At low “steady state” input voltage end, cold crank requirements have increased in severity over the years. The lowest voltage typically occurs get when the starter has just kicked into the gear, so turnover is very low. This period is in the millisecond range.
In the low voltage side of things, it is important to differentiate mission critical systems from the rest of the electronics. If the alternator does not increase the system voltage to a decent level, or if the ignition, fuel injection or starter does not work, you are stuck in the parking lot. Mission critical systems must work through the minimum voltage during the crank period. In the ISO7637 standard this is called Pulse 4.
There are other systems that are not mission critical, but must also ride through cold crank conditions. These include systems that take significant time to reboot, which would cause driver frustration if they did not survive the cold crank pulses. These require at least some internal supply voltage to carry them through.
Car manufacturers have different ideas how the cold crank test pulse looks, some adding low frequency sinusoids during the starter cranking period. Modern start-stop starters get the engine running in about 400ms. In most electronic control units, abbreviated ECU, it is a burden to try to bridge about 50ms of cold crank pulse down to 3V–4V with capacitors. If your ECU only draws 100mA you get away with reasonable sized aluminium capacitors. With modern high current demands, the capacity quickly becomes excessive. Larger capacitor cans demand additional mounting brackets to be protect against vibration—not attractive for a surface mount design.

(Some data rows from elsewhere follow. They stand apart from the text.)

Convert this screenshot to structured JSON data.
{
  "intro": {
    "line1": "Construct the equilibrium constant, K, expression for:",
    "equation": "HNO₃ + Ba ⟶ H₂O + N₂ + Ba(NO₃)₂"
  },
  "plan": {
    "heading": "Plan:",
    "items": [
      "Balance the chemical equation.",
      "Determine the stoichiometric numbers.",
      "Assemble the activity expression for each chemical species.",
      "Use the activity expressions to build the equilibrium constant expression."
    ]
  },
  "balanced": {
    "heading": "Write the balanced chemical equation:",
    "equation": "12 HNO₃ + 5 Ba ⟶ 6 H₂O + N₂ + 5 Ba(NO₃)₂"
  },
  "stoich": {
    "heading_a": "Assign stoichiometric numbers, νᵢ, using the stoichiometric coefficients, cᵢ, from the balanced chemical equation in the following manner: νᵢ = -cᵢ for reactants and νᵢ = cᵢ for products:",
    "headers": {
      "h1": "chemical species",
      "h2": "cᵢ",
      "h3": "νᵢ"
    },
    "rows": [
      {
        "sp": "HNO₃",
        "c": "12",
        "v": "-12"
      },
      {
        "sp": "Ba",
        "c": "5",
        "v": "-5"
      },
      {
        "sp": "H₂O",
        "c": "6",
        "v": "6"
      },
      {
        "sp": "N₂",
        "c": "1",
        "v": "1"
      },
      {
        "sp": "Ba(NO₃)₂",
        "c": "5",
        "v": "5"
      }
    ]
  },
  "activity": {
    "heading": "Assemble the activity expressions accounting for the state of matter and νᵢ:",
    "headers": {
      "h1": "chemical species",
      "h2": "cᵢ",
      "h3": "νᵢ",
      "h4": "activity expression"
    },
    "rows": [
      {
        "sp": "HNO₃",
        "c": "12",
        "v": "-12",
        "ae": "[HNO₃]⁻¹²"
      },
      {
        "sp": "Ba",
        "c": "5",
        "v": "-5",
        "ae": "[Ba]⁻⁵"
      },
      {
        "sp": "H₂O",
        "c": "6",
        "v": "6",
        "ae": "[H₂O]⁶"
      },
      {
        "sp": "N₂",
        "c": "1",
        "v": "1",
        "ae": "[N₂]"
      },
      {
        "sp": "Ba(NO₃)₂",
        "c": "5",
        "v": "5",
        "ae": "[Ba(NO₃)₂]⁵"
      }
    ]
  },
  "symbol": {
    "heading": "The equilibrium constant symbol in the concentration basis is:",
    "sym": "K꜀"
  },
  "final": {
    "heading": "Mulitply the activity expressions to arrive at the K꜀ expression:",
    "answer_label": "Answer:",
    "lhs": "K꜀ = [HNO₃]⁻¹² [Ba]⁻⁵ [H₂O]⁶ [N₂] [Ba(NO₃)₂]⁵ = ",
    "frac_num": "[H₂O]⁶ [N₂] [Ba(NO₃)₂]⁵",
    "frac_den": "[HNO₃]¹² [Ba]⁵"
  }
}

The easiest way to accommodate cold crank conditions is to simply design the power supply unit with very low drop out. Then, processor I/O and core voltages are held up regardless of cold crank pulse duration and fancy recovery pulse shapes are no problem, since the control loop easily takes care of them.
Three: Keep the Quiescent Current Low

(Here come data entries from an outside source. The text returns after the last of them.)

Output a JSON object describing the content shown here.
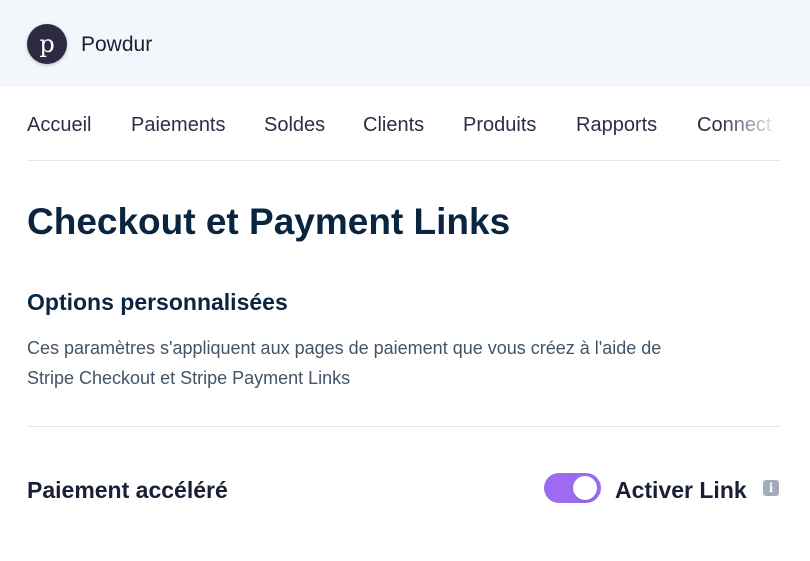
{
  "header": {
    "logo_letter": "p",
    "brand_name": "Powdur"
  },
  "nav": {
    "items": [
      {
        "label": "Accueil"
      },
      {
        "label": "Paiements"
      },
      {
        "label": "Soldes"
      },
      {
        "label": "Clients"
      },
      {
        "label": "Produits"
      },
      {
        "label": "Rapports"
      },
      {
        "label": "Connect"
      }
    ]
  },
  "main": {
    "page_title": "Checkout et Payment Links",
    "section_title": "Options personnalisées",
    "section_description": "Ces paramètres s'appliquent aux pages de paiement que vous créez à l'aide de Stripe Checkout et Stripe Payment Links",
    "setting": {
      "label": "Paiement accéléré",
      "toggle_label": "Activer Link",
      "toggle_on": true,
      "info_icon": "info-icon"
    }
  },
  "colors": {
    "header_bg": "#f3f6fa",
    "accent_toggle": "#9c6bf2",
    "title": "#0a2540",
    "body_text": "#425466"
  }
}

An important automotive requirement is keeping quiescent current low. Few real switches are used anymore. Instead ECUs shut down on command, via pushbutton, control panel or bus command. The units have to be somehow switched on again. It can be a push button, a wake on bus activity signal like wake on CAN or some ignition-on signal. Many new cars no longer have an old school ignition-switch-on signal—they rely on wake-on bus signals only. A part of the ECU needs to be active and listening for this wake up signal.
Today’s cars contain easily 50 to over 100 ECUs, all looking for activation signals when the automobile is “off.” They must minimize their current draw as they wait, or risk killing the battery during standby. The allowed current in standby is typically 100µA/unit. That is the input current at the ECU terminal block or wire harness.
Simplify the ECU Power Supply
The way to survive most tests is to meet the three requirements I talk about above. The easiest way to do that is to start by using the right power supply, one that will do most of the work for you. The perfect automotive power supply would regulate with 36V or more at its input, taking care of load dumps or jumps by risk-taking tow truck operators. Its very low dropout would maintain regulation through cold crank pulses regardless of shape. And, its low operating quiescent current and high efficiency would preserve the battery charge and meet automotive standby requirements.
In my next installment, I’ll talk about a power supply that meets these ideals.